PROBLEM REQUIREMENTS:
From the material below, list every line containing "label".

· · ·

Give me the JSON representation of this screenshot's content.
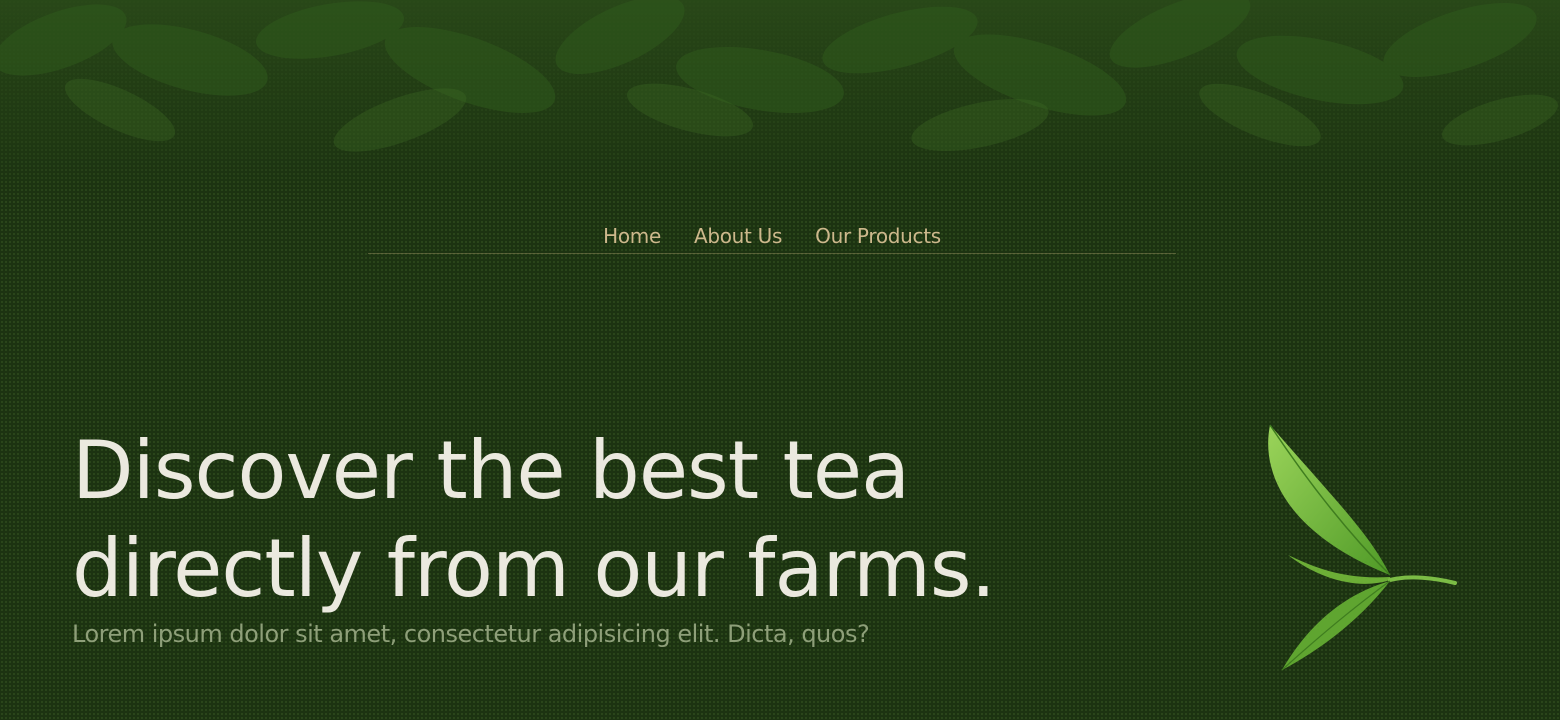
{
  "nav": {
    "items": [
      {
        "label": "Home"
      },
      {
        "label": "About Us"
      },
      {
        "label": "Our Products"
      }
    ]
  },
  "hero": {
    "title_line1": "Discover the best tea",
    "title_line2": "directly from our farms.",
    "subtitle": "Lorem ipsum dolor sit amet, consectetur adipisicing elit. Dicta, quos?"
  },
  "colors": {
    "background": "#1c3311",
    "nav_text": "#cdb88c",
    "title_text": "#ebe9df",
    "subtitle_text": "#8e9f79",
    "leaf": "#6fb23a"
  },
  "icons": {
    "leaf": "tea-leaf-icon"
  }
}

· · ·

TASK RESULT:
        "label": "Home"
        "label": "About Us"
        "label": "Our Products"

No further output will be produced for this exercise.